Traders work on the floor of the New York Stock Exchange.
Stock futures are equal as the S&P 500 tries to set a record this week amid optimism about the continued opening of the economy this summer.
S&P 500 futures added less than 0.1%. Dow Jones Industrial futures gained 1
The S&P 500 reported just 0.2% of its record in the day earlier in May. The benchmark rose 0.6% last week to increase its profits in 2021 by more than 12%. The Dow and Nasdaq also reported a profit last week.
The job report on Friday showed that the unemployment rate fell to 5.8% from 6.1% and that 559,000 jobs were added in May. The report was considered strong enough to keep investors’ confidence in the economy, but light enough to prevent the Federal Reserve from rushing to change its policy for easy money.
Investors are focused on inflation data for next week, with the consumer price index (CPI) in May to be published on Thursday. In April, the CPI increased by 4.2% compared to the previous year, which is the fastest increase since 2008. If prices continue to rise, this could force the Federal Reserve to back down from its easy policies.
Over the weekend, the G-7 reached an agreement on global tax reform, calling on the world’s largest corporations to pay at least 15% tax on their profits. This is lower than the Biden administration’s initial proposal for a tax rate of at least 21%, which has not won much enthusiasm in other countries. Major companies, including Facebook and Google, have responded positively to the agreement.

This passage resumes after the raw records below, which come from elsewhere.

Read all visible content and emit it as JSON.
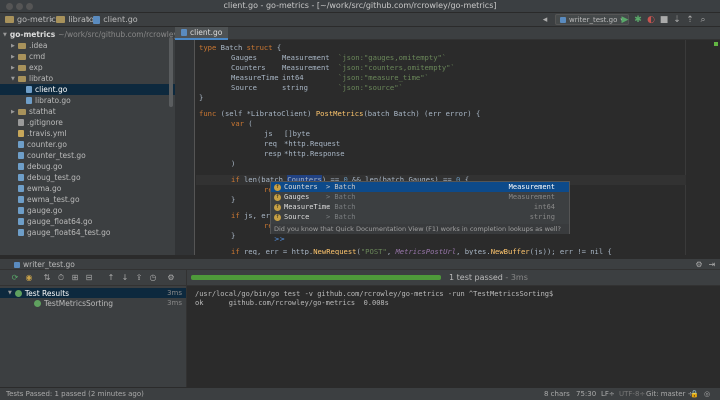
{
  "window": {
    "title": "client.go - go-metrics - [~/work/src/github.com/rcrowley/go-metrics]"
  },
  "navbar": {
    "crumbs": [
      "go-metrics",
      "librato",
      "client.go"
    ],
    "run_config": "writer_test.go"
  },
  "project": {
    "root_name": "go-metrics",
    "root_path": "~/work/src/github.com/rcrowley/go-metrics",
    "items": [
      {
        "label": ".idea"
      },
      {
        "label": "cmd"
      },
      {
        "label": "exp"
      },
      {
        "label": "librato"
      },
      {
        "label": "client.go"
      },
      {
        "label": "librato.go"
      },
      {
        "label": "stathat"
      },
      {
        "label": ".gitignore"
      },
      {
        "label": ".travis.yml"
      },
      {
        "label": "counter.go"
      },
      {
        "label": "counter_test.go"
      },
      {
        "label": "debug.go"
      },
      {
        "label": "debug_test.go"
      },
      {
        "label": "ewma.go"
      },
      {
        "label": "ewma_test.go"
      },
      {
        "label": "gauge.go"
      },
      {
        "label": "gauge_float64.go"
      },
      {
        "label": "gauge_float64_test.go"
      }
    ]
  },
  "editor": {
    "tab": "client.go",
    "code": {
      "l1_kw": "type",
      "l1_name": " Batch ",
      "l1_kw2": "struct",
      "l1_rest": " {",
      "l2_field": "Gauges",
      "l2_type": "Measurement",
      "l2_tag": "`json:\"gauges,omitempty\"`",
      "l3_field": "Counters",
      "l3_type": "Measurement",
      "l3_tag": "`json:\"counters,omitempty\"`",
      "l4_field": "MeasureTime",
      "l4_type": "int64",
      "l4_tag": "`json:\"measure_time\"`",
      "l5_field": "Source",
      "l5_type": "string",
      "l5_tag": "`json:\"source\"`",
      "l6": "}",
      "l8_kw": "func",
      "l8_recv": " (self *LibratoClient) ",
      "l8_fn": "PostMetrics",
      "l8_rest": "(batch Batch) (err error) {",
      "l9_kw": "var",
      "l9_rest": " (",
      "l10_a": "js",
      "l10_b": "[]byte",
      "l11_a": "req",
      "l11_b": "*http.Request",
      "l12_a": "resp",
      "l12_b": "*http.Response",
      "l13": ")",
      "l15_kw": "if",
      "l15_a": " len(batch.",
      "l15_sel": "Counters",
      "l15_b": ") == ",
      "l15_n1": "0",
      "l15_c": " && len(batch.Gauges) == ",
      "l15_n2": "0",
      "l15_d": " {",
      "l16": "re",
      "l17": "}",
      "l19_kw": "if",
      "l19_rest": " js, err",
      "l20": "re",
      "l21": "}",
      "l23_kw": "if",
      "l23_a": " req, err = http.",
      "l23_fn": "NewRequest",
      "l23_b": "(",
      "l23_s": "\"POST\"",
      "l23_c": ", ",
      "l23_p": "MetricsPostUrl",
      "l23_d": ", bytes.",
      "l23_fn2": "NewBuffer",
      "l23_e": "(js)); err != nil {"
    }
  },
  "completion": {
    "items": [
      {
        "name": "Counters",
        "owner": "> Batch",
        "type": "Measurement"
      },
      {
        "name": "Gauges",
        "owner": "> Batch",
        "type": "Measurement"
      },
      {
        "name": "MeasureTime",
        "owner": "> Batch",
        "type": "int64"
      },
      {
        "name": "Source",
        "owner": "> Batch",
        "type": "string"
      }
    ],
    "hint": "Did you know that Quick Documentation View (F1) works in completion lookups as well?",
    "hint_link": ">>"
  },
  "run": {
    "tab_label": "writer_test.go",
    "status": "1 test passed",
    "duration": "- 3ms",
    "progress_fraction": 1.0,
    "tree": [
      {
        "label": "Test Results",
        "time": "3ms"
      },
      {
        "label": "TestMetricsSorting",
        "time": "3ms"
      }
    ],
    "output": [
      "/usr/local/go/bin/go test -v github.com/rcrowley/go-metrics -run ^TestMetricsSorting$",
      "ok      github.com/rcrowley/go-metrics  0.008s"
    ]
  },
  "statusbar": {
    "message": "Tests Passed: 1 passed (2 minutes ago)",
    "chars": "8 chars",
    "position": "75:30",
    "line_sep": "LF÷",
    "encoding": "UTF-8÷",
    "git": "Git: master ÷"
  },
  "colors": {
    "accent": "#4a88c7",
    "selection": "#0d293e",
    "success": "#4e9a3a"
  }
}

Stocks of memes will be in the spotlight again this week. Most of these speculative stocks, including GameStop, AMC and BlackBerry, ended the week in the red, despite huge gains after a volatile trading week.